Exercise prompt
Write the records out again exactly, leaving no images in.

Given information
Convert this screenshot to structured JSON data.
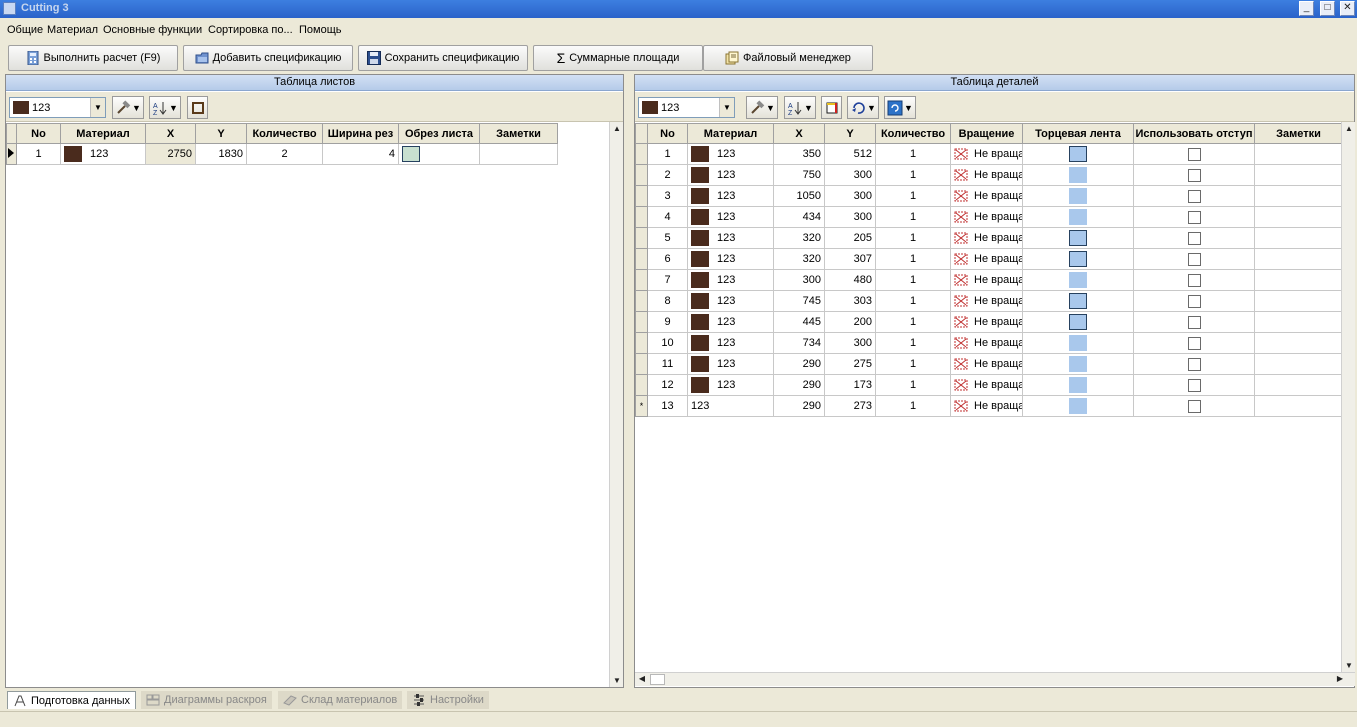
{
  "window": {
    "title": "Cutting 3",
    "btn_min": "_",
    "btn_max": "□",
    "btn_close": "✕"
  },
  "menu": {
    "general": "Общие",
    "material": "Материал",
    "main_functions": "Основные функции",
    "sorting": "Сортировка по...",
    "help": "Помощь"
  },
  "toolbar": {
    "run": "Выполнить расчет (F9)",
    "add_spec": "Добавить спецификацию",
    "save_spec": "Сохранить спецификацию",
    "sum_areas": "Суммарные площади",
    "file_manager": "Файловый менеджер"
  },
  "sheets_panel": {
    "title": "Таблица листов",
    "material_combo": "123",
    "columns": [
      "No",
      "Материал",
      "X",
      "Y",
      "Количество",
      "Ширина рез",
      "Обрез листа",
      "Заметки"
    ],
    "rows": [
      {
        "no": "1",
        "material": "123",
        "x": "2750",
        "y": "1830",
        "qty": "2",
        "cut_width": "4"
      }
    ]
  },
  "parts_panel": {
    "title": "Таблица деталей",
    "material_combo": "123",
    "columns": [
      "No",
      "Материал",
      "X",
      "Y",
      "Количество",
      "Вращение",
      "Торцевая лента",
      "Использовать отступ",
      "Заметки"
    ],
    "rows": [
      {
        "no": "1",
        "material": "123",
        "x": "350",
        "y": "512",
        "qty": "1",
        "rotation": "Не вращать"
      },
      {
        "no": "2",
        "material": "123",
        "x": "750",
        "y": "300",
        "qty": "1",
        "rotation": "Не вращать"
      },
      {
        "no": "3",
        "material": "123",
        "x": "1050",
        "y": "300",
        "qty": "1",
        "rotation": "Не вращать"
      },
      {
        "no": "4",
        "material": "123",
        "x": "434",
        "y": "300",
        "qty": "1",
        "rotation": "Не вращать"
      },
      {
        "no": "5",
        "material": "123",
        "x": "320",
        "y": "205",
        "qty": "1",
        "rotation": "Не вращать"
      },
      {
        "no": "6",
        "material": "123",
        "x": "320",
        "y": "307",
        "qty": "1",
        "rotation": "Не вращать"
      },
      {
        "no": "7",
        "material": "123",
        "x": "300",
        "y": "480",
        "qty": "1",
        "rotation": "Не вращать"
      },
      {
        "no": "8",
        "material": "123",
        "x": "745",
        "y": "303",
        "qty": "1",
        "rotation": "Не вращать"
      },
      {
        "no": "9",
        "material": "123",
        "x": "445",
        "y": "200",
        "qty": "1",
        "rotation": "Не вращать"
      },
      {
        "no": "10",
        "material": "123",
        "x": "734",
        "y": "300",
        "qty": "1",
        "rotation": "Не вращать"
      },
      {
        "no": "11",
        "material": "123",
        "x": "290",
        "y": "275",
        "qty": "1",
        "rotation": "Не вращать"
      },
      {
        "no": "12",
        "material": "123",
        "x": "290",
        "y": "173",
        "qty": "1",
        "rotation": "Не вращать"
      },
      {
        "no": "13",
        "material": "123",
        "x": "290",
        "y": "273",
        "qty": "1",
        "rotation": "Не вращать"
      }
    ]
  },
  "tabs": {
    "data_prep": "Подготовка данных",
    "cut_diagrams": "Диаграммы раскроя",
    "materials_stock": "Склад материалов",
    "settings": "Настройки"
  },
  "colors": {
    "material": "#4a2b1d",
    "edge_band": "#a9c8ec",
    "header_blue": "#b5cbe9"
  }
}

Answer below
Convert this screenshot to structured JSON data.
{
  "window": {
    "title": "Cutting 3",
    "btn_min": "_",
    "btn_max": "□",
    "btn_close": "✕"
  },
  "menu": {
    "general": "Общие",
    "material": "Материал",
    "main_functions": "Основные функции",
    "sorting": "Сортировка по...",
    "help": "Помощь"
  },
  "toolbar": {
    "run": "Выполнить расчет (F9)",
    "add_spec": "Добавить спецификацию",
    "save_spec": "Сохранить спецификацию",
    "sum_areas": "Суммарные площади",
    "file_manager": "Файловый менеджер"
  },
  "sheets_panel": {
    "title": "Таблица листов",
    "material_combo": "123",
    "columns": [
      "No",
      "Материал",
      "X",
      "Y",
      "Количество",
      "Ширина рез",
      "Обрез листа",
      "Заметки"
    ],
    "rows": [
      {
        "no": "1",
        "material": "123",
        "x": "2750",
        "y": "1830",
        "qty": "2",
        "cut_width": "4"
      }
    ]
  },
  "parts_panel": {
    "title": "Таблица деталей",
    "material_combo": "123",
    "columns": [
      "No",
      "Материал",
      "X",
      "Y",
      "Количество",
      "Вращение",
      "Торцевая лента",
      "Использовать отступ",
      "Заметки"
    ],
    "rows": [
      {
        "no": "1",
        "material": "123",
        "x": "350",
        "y": "512",
        "qty": "1",
        "rotation": "Не вращать"
      },
      {
        "no": "2",
        "material": "123",
        "x": "750",
        "y": "300",
        "qty": "1",
        "rotation": "Не вращать"
      },
      {
        "no": "3",
        "material": "123",
        "x": "1050",
        "y": "300",
        "qty": "1",
        "rotation": "Не вращать"
      },
      {
        "no": "4",
        "material": "123",
        "x": "434",
        "y": "300",
        "qty": "1",
        "rotation": "Не вращать"
      },
      {
        "no": "5",
        "material": "123",
        "x": "320",
        "y": "205",
        "qty": "1",
        "rotation": "Не вращать"
      },
      {
        "no": "6",
        "material": "123",
        "x": "320",
        "y": "307",
        "qty": "1",
        "rotation": "Не вращать"
      },
      {
        "no": "7",
        "material": "123",
        "x": "300",
        "y": "480",
        "qty": "1",
        "rotation": "Не вращать"
      },
      {
        "no": "8",
        "material": "123",
        "x": "745",
        "y": "303",
        "qty": "1",
        "rotation": "Не вращать"
      },
      {
        "no": "9",
        "material": "123",
        "x": "445",
        "y": "200",
        "qty": "1",
        "rotation": "Не вращать"
      },
      {
        "no": "10",
        "material": "123",
        "x": "734",
        "y": "300",
        "qty": "1",
        "rotation": "Не вращать"
      },
      {
        "no": "11",
        "material": "123",
        "x": "290",
        "y": "275",
        "qty": "1",
        "rotation": "Не вращать"
      },
      {
        "no": "12",
        "material": "123",
        "x": "290",
        "y": "173",
        "qty": "1",
        "rotation": "Не вращать"
      },
      {
        "no": "13",
        "material": "123",
        "x": "290",
        "y": "273",
        "qty": "1",
        "rotation": "Не вращать"
      }
    ]
  },
  "tabs": {
    "data_prep": "Подготовка данных",
    "cut_diagrams": "Диаграммы раскроя",
    "materials_stock": "Склад материалов",
    "settings": "Настройки"
  },
  "colors": {
    "material": "#4a2b1d",
    "edge_band": "#a9c8ec",
    "header_blue": "#b5cbe9"
  }
}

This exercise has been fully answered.